A “bad boss” is a comedic part of some work cultures, they reside in movies and TV, but if you actually work for a bad boss, there is absolutely nothing funny about it.
Researchers from the Harvard Business School and Stanford University analyzed the results of more than 200 studies to better understand the effects of stress in the workplace. They found that worrying about losing your job makes you 50% more likely to experience poor health and that having an overly demanding job makes you 35% more likely to have a physician-diagnosed illness.
Job insecurity and unrelenting demands perfectly characterize the environment created by bad bosses, and the negative health effects measured by the Harvard and Stanford researchers are as bad as what are seen in people who are exposed to significant amounts of second-hand smoke.
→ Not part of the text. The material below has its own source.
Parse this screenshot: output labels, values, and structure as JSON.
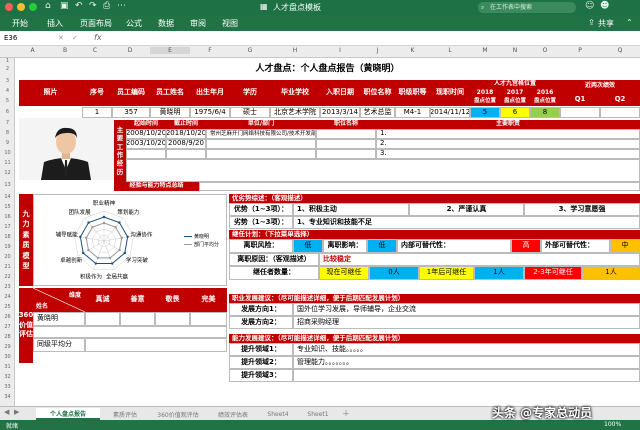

While 27% of people working for a bad boss quit as soon as they secure a new job and 11% quit without having secured a new job, an amazing 59% stay put. That’s an alarming number of people who are living with overwhelming stress and experiencing the trickle-down effects this has on their sanity and health.
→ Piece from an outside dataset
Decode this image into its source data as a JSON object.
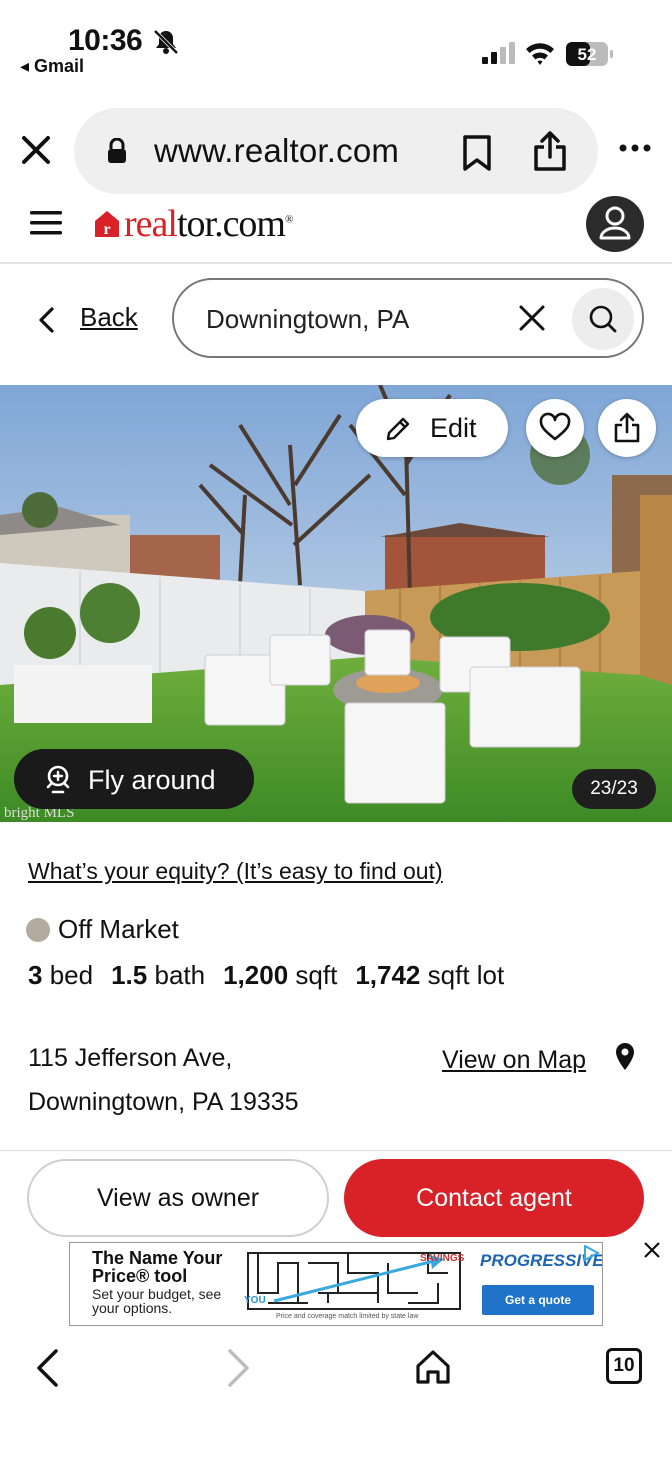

There are many theories as to why people keep working for bad bosses, ranging from Stockholm Syndrome to company loyalty. Sometimes it’s just “comfortable couch” syndrome, where putting in the effort to find a new job seems too overwhelming.
The problem is that the longer you stay with an abusive boss, the harder it becomes to convince yourself to leave and the bigger the toll it takes on your mind, body, and family. That’s why it’s important to know how to recognize the signs of a bad boss early on before you’re sucked in so deeply that it’s hard to leave. Here are some critical things to watch out for.
Sometimes it’s necessary for bosses to deliver feedback about your performance that isn’t easy to hear. But some of them give you the strong impression that they enjoy it. They don’t just give you important feedback, they relish the act of putting you in your place — even more so if they have an audience.
While you don’t necessarily want a boss who can’t deliver tough feedback, you definitely don’t want to work for someone who enjoys criticizing and blaming. If that’s the kind of boss you have, get out quickly, for the sake of your health.
2. Temper tantrums
Like everyone else, bosses have bad days. Pressure might make your boss lose his temper, but that shouldn’t be happening on a regular basis. If your boss flies off the handle anytime something doesn’t go exactly the way he wants it to, it’s time to reconsider your employment.
Whether it’s directed at you, his bosses, or just the forces of nature, tantrums set a negative emotional tone that reverberates throughout your workplace. They make people timid and cautious. People stop speaking up and sharing their creative ideas because they’re afraid they’re going to get slapped back down.
If you hear your boss yelling down the hall, and instead of thinking “What in the world is going on?” you’re thinking “Here we go again,” then it’s time to move on.
3. Unreasonable expectations
Some bosses see their employees the same way that young children see their teachers—as having no identity outside of their work. They can’t quite wrap their minds around the importance of family obligations, hobbies, or anything else outside of the office that doesn’t serve them. These are the bosses that expect you to put in unreasonable hours that serve little purpose.
If you get the feeling that you’re disappointing your boss every time you leave for the day, then you’re working in an unhealthy environment.
4. Failure to lead by example
If there’s one thing that drives almost all employees crazy, it’s a boss who doesn’t walk the talk. It’s extremely difficult to feel inspired and to take your job seriously when the person who sets your standards doesn’t live up to those expectations herself.
If your boss is a hypocrite, it’s time to go.
Bringing it all together
Having a bad boss is more than just irritating — it can cause very real damage to your mental and physical health. So, if you’ve got a bad boss, stop telling yourself to buck up. Instead, do an objective tally of the toll it’s taking on you, and, if it’s time to go, get busy today.